<<<<

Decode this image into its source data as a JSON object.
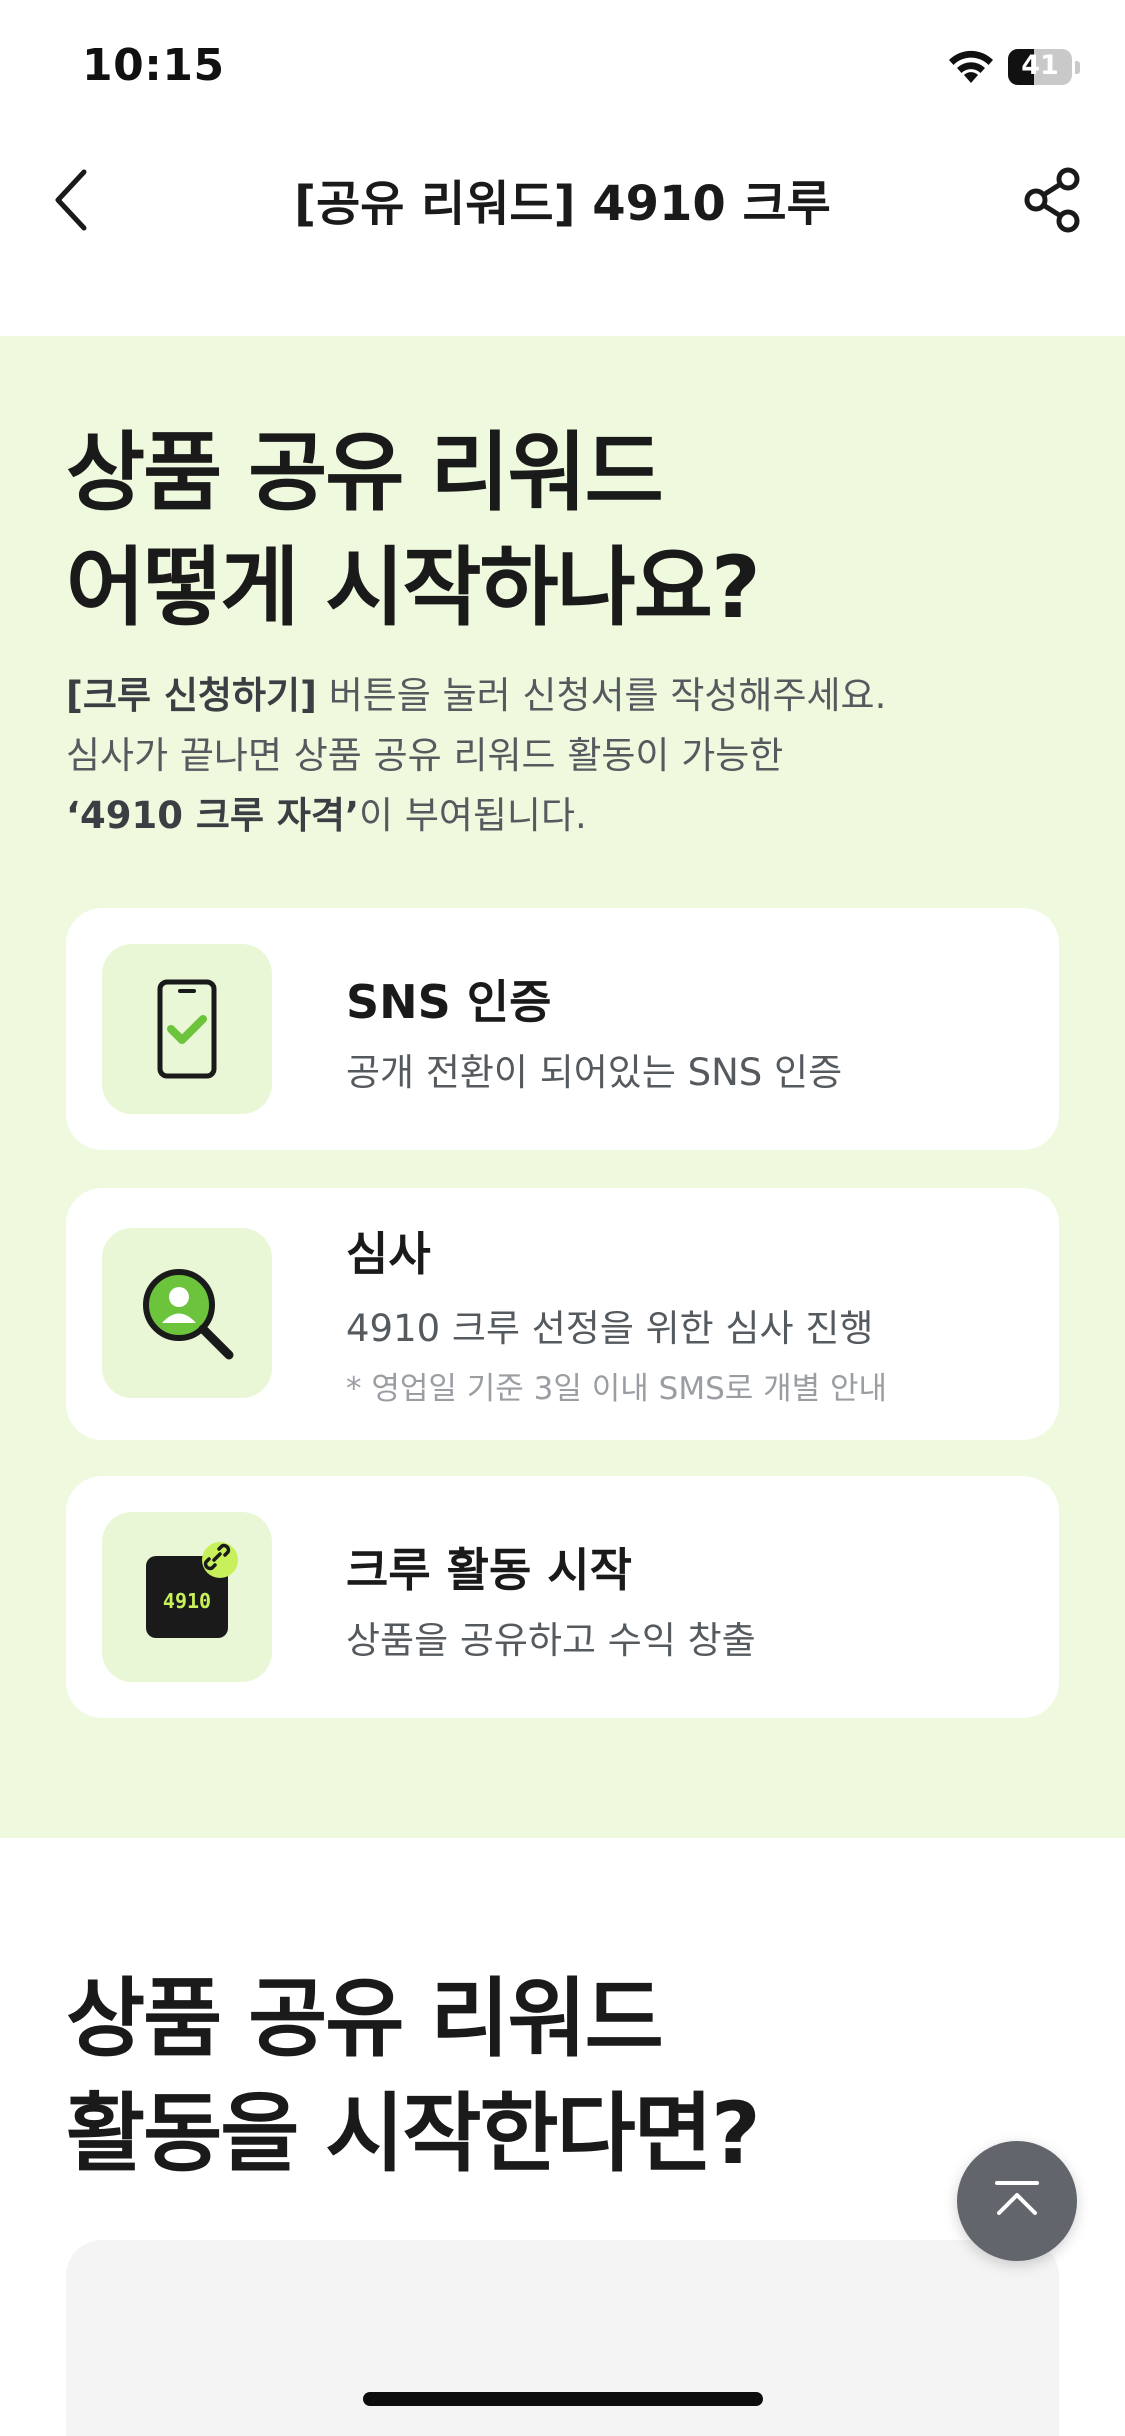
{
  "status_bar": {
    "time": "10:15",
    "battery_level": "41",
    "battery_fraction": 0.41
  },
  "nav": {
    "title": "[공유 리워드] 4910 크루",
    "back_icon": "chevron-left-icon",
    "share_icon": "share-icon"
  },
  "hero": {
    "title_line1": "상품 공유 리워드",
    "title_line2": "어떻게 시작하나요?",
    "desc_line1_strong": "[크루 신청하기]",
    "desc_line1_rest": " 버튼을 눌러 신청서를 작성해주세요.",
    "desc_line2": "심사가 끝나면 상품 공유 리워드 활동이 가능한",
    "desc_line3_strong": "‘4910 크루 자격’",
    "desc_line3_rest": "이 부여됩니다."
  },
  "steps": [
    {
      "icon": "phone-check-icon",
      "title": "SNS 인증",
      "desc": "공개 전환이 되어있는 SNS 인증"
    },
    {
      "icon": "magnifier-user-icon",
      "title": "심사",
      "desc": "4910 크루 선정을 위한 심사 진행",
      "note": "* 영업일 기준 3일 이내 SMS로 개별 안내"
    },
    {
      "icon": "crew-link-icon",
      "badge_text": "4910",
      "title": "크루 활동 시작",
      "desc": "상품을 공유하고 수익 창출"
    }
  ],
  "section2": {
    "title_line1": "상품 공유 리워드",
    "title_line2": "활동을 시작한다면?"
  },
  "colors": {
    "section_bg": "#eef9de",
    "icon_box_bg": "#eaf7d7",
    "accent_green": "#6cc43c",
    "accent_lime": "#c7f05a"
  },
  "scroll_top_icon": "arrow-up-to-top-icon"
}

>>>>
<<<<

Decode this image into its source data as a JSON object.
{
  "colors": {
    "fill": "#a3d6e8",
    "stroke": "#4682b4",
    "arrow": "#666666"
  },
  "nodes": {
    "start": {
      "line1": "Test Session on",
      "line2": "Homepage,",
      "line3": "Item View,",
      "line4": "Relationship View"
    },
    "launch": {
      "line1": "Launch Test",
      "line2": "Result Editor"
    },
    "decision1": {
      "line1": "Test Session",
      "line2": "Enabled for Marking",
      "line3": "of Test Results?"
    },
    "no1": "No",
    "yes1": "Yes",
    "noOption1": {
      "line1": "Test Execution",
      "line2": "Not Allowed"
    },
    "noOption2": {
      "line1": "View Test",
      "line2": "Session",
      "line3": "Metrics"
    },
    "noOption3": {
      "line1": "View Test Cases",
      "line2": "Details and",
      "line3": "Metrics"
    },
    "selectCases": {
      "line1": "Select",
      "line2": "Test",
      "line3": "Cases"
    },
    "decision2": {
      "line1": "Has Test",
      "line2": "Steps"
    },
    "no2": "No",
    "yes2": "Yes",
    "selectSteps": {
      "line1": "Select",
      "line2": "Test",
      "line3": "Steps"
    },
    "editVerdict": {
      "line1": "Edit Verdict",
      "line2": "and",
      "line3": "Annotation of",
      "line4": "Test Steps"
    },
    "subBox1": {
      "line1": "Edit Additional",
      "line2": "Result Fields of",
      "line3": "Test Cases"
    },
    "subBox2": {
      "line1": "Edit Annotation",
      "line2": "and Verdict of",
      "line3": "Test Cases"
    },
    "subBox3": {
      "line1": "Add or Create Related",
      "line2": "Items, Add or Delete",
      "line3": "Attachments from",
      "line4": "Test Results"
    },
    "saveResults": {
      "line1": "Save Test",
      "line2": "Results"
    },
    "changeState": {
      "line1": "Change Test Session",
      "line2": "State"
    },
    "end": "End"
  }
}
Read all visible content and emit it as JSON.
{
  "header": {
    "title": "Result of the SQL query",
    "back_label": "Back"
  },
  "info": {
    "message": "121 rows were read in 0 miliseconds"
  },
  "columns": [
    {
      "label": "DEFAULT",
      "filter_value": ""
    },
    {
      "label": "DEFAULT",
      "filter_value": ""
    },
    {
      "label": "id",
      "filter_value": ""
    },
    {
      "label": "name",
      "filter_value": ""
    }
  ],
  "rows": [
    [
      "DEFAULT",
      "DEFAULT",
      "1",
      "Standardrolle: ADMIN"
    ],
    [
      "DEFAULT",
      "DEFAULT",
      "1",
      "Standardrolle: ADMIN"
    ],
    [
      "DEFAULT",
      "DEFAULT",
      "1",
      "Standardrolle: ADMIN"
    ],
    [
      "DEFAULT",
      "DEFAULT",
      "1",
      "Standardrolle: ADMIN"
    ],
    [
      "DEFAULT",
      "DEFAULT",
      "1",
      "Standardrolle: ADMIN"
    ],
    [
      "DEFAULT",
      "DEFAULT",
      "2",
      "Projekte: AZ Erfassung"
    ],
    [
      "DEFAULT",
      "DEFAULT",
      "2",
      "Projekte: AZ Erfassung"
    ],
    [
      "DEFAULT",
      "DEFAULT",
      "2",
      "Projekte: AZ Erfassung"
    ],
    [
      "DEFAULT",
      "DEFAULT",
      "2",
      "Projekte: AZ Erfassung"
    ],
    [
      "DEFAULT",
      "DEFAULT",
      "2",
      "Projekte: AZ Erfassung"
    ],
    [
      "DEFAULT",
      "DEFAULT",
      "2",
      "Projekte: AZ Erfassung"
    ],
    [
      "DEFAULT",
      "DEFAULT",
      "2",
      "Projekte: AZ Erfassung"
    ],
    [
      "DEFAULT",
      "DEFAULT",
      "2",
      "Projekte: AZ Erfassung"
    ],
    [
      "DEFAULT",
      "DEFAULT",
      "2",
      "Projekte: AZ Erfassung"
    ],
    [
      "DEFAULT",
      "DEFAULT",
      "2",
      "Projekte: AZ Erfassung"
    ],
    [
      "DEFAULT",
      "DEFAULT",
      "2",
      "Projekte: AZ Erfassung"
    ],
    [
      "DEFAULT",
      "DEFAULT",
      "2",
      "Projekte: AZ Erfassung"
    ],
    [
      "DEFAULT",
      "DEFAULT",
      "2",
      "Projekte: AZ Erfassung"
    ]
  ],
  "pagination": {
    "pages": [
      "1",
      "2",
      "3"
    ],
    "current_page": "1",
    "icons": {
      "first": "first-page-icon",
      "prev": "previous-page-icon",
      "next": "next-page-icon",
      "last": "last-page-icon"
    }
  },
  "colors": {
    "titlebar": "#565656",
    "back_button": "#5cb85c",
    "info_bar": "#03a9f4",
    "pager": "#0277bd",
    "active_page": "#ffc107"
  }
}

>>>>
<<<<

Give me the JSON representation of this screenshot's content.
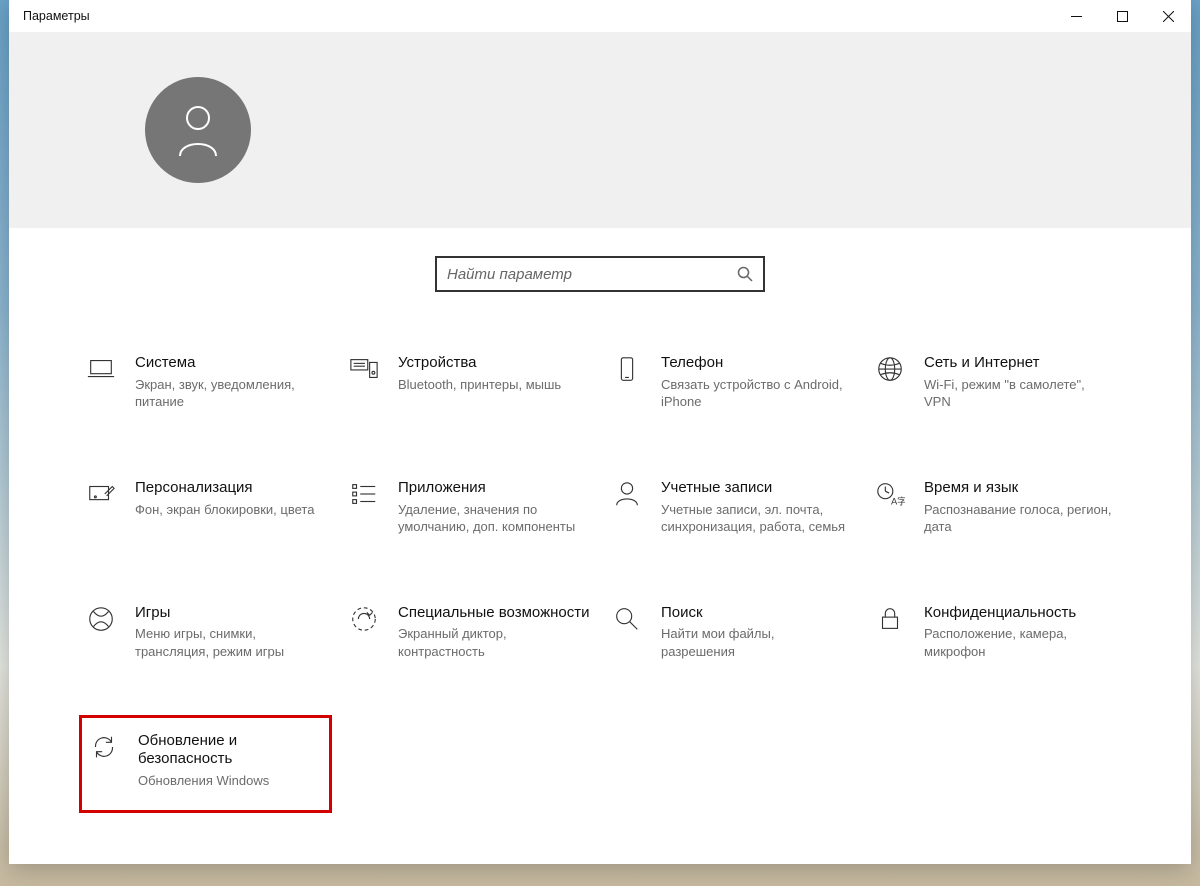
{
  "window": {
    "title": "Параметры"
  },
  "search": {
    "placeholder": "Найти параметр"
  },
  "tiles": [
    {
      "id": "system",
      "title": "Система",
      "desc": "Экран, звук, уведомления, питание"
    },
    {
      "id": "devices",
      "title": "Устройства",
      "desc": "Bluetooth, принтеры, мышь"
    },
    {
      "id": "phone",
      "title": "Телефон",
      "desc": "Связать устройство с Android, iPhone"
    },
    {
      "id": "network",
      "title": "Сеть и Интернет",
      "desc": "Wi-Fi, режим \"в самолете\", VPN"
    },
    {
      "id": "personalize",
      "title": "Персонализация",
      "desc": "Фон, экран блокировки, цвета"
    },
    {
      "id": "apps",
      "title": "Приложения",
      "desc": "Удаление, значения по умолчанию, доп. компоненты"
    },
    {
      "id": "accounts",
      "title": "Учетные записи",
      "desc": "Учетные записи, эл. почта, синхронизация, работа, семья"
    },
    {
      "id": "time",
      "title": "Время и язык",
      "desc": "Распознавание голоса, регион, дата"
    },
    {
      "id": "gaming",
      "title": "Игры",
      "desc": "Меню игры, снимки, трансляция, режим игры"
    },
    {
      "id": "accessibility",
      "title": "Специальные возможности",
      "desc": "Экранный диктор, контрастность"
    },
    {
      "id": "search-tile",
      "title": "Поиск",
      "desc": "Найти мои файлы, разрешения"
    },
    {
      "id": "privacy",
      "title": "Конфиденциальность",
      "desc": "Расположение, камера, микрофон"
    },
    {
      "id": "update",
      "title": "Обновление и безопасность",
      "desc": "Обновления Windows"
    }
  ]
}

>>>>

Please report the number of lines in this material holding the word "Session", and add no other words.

4